The author, Carol Shaben, had unusual access to the four. Her father was the pol, and she has used that happenstance to tell a survival story in a manner and with a style that the deservedly lauded Jon Krakauer would appreciate. As somebody who has both piloted Piper Navajo Chieftains and flown in the Canadian north country, I also find it remarkable that Shaben, a nonpilot, has gotten every aviation detail right. There are “aviation experts” writing and reporting for major media outlets who couldn't do half as well as Shaben does.
The book in fact is about long-term survival far beyond a cold night in the bush. There are the struggles of an overworked young pilot trying to build hours so he can get a real airline job, as well as the marginal existence of the tiny, family-run commuterline that hires him. The crash bonds the four survivors, who become friends thereafter--particularly the Mountie and his former prisoner. Each handles the crash experience in a different way, and their lives are thereafter shaped by it. Shaben follows them all through their emotional and physical struggles. She tells a fascinating story of lives that were changed forever by a dreadful night that the rest of us can barely imagine.
Top reviews from other countries
The passengers include two elected representatives flying home for the weekend after a week in the Alberta legislature. There’s also a RCMP officer (a Mounty) and the prisoner he is escorting to High Prairie to stand trial. The other passengers are locals going home to their families.
The plane does not make it and neither do 6 of the 10 people flying on it. In the darkness and cloud the plane ploughs into a remote, snowy, forested hillside. Four people crawl out of the wreckage alive but injured and begin to battle against the elements and their fears. More than 20 children lost a parent that night.

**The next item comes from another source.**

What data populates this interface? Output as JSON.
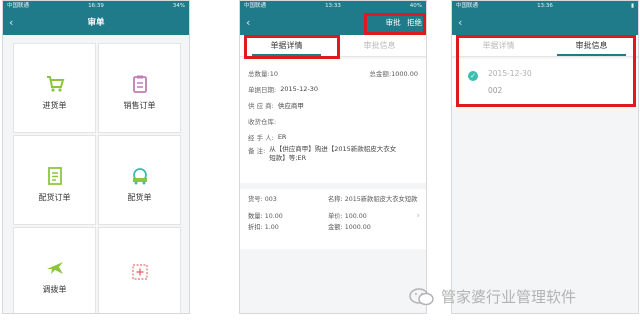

This book is written by Carol Shaben who is the daughter of Larry Shaben one of the passengers on the doomed flight. He was an elected representative in the Alberta Legislature, a muslim of Lebanese origin. At first Carol Shaben focuses on the events leading up to this crash and the overnight battle for survival by the injured crash-survivors. She goes on to look at how the lives of the survivors were changed for ever on that night. Both the 'before' and 'after' make compelling reading. Her critique of the safety practices and record of Canadian commuter airlines is frightening.